▶ **TASK DIRECTIONS**: Lines of the listing below that contain the string "this" are to be returned.

▶ **DATA TO EXAMINE**:
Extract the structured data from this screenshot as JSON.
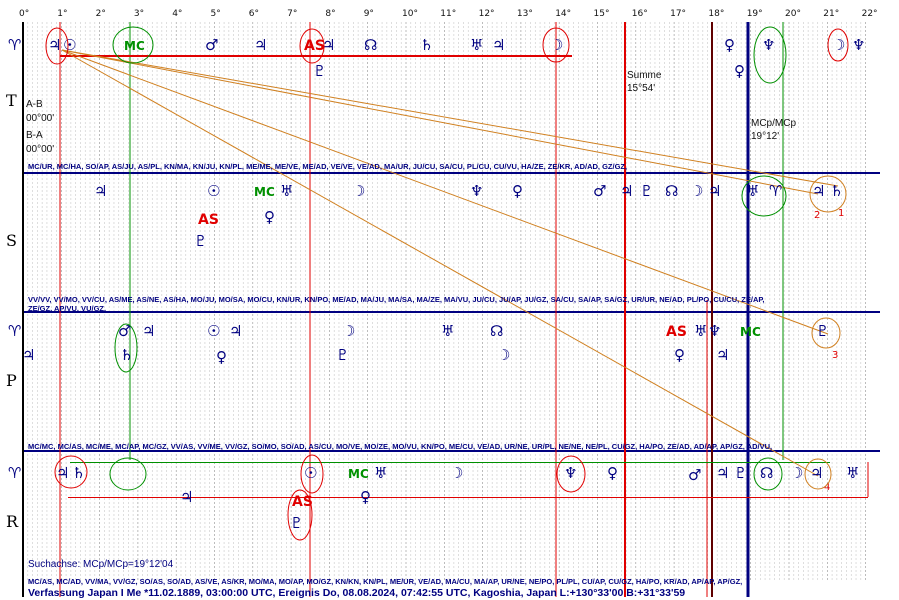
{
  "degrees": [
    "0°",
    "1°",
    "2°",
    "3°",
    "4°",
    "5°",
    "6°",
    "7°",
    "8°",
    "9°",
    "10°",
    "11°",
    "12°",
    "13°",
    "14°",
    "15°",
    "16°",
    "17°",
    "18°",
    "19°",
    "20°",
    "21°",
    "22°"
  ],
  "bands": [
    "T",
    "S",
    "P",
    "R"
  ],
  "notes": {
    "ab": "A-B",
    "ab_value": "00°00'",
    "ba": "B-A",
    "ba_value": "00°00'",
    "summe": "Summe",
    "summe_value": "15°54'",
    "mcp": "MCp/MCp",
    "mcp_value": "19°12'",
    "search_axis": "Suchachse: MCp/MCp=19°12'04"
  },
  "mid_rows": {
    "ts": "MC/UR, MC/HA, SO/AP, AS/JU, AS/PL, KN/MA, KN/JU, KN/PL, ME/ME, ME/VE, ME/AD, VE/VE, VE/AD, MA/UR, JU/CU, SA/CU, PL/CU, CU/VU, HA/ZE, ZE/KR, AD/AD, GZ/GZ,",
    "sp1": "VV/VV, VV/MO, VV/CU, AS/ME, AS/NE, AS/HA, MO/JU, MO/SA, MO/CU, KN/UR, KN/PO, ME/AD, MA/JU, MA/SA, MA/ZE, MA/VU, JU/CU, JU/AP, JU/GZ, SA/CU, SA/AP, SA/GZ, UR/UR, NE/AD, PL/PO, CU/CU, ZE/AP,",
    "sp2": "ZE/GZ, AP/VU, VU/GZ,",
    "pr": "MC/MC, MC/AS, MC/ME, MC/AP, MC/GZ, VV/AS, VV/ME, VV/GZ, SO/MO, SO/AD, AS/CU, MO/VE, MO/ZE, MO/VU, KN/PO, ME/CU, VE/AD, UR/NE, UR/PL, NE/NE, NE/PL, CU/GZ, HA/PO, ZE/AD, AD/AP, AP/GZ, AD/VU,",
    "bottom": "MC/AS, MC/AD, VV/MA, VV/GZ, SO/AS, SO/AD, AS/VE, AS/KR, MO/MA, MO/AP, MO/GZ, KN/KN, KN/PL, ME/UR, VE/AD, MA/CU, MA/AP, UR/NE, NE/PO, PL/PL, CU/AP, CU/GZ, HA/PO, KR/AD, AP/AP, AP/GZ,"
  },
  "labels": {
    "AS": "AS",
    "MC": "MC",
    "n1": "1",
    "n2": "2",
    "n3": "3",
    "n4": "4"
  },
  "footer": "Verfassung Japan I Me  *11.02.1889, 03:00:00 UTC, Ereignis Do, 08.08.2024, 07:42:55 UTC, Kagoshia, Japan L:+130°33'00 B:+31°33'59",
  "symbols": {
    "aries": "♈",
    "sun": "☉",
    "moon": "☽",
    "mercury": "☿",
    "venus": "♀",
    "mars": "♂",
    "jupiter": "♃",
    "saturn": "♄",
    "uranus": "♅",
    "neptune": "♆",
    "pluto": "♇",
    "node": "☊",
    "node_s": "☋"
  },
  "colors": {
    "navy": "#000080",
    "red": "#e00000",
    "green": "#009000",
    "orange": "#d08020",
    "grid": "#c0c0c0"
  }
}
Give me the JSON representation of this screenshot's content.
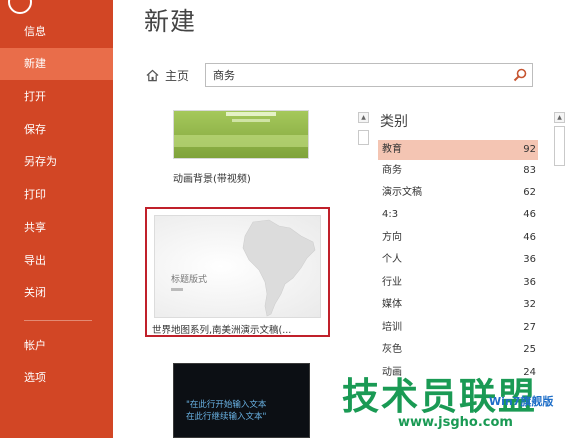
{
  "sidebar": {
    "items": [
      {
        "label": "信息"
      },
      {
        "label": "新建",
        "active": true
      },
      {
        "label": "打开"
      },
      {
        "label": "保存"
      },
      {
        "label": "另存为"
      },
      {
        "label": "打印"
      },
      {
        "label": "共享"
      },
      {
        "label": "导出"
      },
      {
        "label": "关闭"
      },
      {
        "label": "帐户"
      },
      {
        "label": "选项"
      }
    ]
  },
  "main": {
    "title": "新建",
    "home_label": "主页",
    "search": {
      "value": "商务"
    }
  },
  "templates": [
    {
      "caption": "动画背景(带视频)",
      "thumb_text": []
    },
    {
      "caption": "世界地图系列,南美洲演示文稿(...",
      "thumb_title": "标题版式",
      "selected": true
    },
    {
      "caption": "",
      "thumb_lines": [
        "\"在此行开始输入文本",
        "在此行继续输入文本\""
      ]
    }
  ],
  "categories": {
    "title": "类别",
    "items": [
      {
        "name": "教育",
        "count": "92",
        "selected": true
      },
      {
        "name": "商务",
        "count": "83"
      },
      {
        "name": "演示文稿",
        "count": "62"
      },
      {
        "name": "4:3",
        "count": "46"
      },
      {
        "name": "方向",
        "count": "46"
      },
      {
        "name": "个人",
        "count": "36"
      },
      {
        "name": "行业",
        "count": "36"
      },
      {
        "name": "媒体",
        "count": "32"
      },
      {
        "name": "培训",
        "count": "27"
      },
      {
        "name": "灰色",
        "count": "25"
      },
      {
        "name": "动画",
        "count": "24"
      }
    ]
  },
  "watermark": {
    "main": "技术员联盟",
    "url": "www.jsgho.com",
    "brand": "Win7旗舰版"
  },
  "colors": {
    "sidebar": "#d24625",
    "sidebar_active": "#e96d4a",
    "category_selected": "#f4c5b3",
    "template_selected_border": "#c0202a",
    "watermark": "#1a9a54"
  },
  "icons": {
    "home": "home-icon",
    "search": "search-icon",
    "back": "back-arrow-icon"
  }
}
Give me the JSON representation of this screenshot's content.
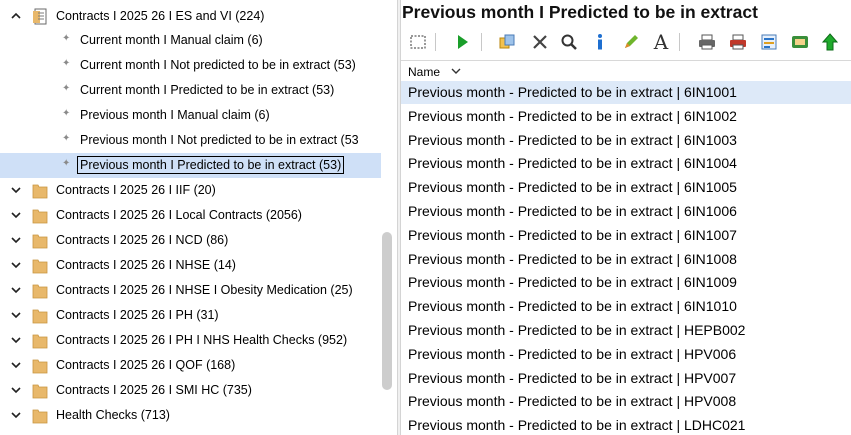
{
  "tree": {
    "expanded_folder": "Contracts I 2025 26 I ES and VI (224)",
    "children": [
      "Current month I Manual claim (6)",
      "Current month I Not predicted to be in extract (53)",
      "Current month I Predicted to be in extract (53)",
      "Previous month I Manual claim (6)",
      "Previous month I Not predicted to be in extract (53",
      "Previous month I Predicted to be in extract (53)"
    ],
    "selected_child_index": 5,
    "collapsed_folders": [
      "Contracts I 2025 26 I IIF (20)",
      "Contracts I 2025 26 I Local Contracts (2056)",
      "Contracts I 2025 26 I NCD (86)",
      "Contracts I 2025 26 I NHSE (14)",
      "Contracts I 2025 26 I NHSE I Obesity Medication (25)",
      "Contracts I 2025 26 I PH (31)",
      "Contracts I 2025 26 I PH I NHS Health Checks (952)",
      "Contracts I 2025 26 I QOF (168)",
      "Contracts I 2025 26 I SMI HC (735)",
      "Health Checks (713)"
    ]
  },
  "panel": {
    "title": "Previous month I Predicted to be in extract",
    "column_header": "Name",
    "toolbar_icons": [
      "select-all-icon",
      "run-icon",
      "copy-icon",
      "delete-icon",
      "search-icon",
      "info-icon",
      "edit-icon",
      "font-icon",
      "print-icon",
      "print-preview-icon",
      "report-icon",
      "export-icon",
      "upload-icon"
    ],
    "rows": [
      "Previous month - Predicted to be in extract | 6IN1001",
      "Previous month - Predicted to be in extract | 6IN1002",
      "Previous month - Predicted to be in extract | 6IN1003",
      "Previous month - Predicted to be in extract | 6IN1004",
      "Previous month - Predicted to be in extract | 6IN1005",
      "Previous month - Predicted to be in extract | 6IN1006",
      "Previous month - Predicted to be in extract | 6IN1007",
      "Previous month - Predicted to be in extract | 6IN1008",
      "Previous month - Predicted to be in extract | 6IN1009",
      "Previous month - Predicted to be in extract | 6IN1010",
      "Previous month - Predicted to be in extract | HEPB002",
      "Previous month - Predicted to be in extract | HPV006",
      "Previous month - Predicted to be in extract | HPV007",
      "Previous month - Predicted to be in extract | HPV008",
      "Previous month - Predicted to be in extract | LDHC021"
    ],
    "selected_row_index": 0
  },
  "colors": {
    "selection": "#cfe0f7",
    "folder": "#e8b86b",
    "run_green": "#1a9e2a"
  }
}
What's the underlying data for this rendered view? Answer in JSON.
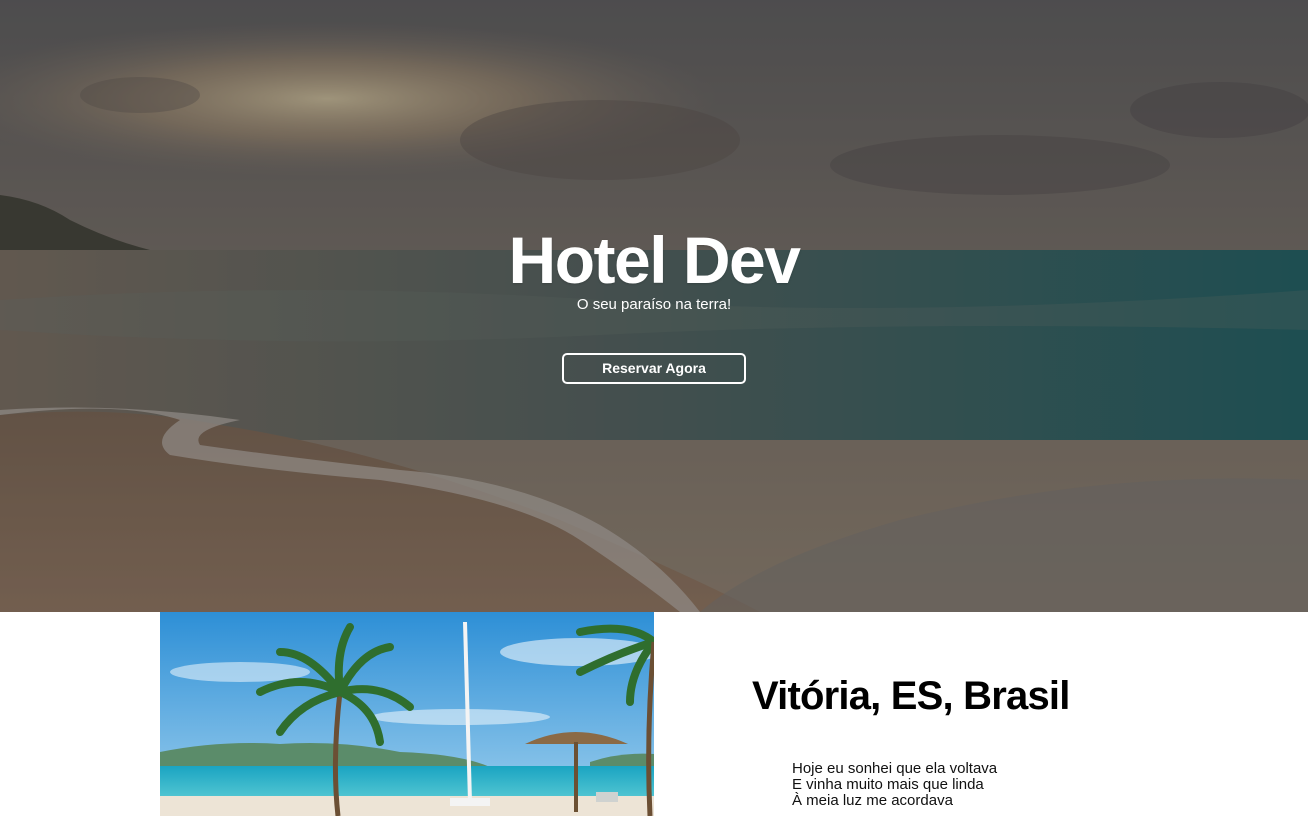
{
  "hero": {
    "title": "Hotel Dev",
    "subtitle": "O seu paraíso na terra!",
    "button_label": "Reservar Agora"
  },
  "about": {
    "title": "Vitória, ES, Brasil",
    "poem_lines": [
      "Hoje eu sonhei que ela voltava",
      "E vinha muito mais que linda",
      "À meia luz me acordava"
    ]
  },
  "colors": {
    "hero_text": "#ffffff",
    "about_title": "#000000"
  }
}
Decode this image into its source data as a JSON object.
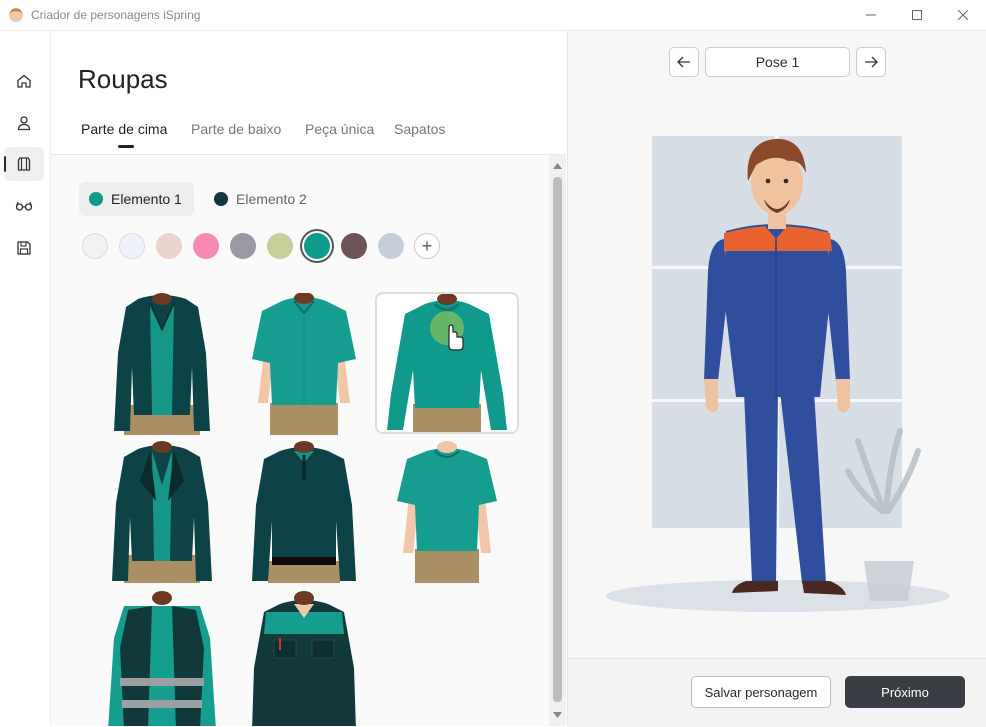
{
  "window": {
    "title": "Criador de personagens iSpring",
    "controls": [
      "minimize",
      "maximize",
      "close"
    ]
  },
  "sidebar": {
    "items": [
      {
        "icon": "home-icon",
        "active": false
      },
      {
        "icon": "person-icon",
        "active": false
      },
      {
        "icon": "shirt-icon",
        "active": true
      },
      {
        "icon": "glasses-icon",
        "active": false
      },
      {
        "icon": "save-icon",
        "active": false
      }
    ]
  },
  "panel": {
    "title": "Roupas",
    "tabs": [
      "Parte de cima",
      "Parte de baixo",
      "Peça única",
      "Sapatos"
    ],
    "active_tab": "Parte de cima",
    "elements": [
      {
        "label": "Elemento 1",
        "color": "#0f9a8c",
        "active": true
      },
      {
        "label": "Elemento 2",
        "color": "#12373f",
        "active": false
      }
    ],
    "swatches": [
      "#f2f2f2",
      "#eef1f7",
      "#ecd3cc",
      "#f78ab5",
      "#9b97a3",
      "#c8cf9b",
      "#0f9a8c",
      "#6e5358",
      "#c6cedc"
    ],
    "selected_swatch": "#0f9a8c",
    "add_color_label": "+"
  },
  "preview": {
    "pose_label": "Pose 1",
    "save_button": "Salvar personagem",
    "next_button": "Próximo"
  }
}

▶ **ANSWER SPACE**:
Extract the structured data from this screenshot as JSON.
Give me the JSON representation of this screenshot's content.
Give me the JSON representation of this screenshot's content.
What's the underlying data for this rendered view? Answer in JSON.
Decode this image into its source data as a JSON object.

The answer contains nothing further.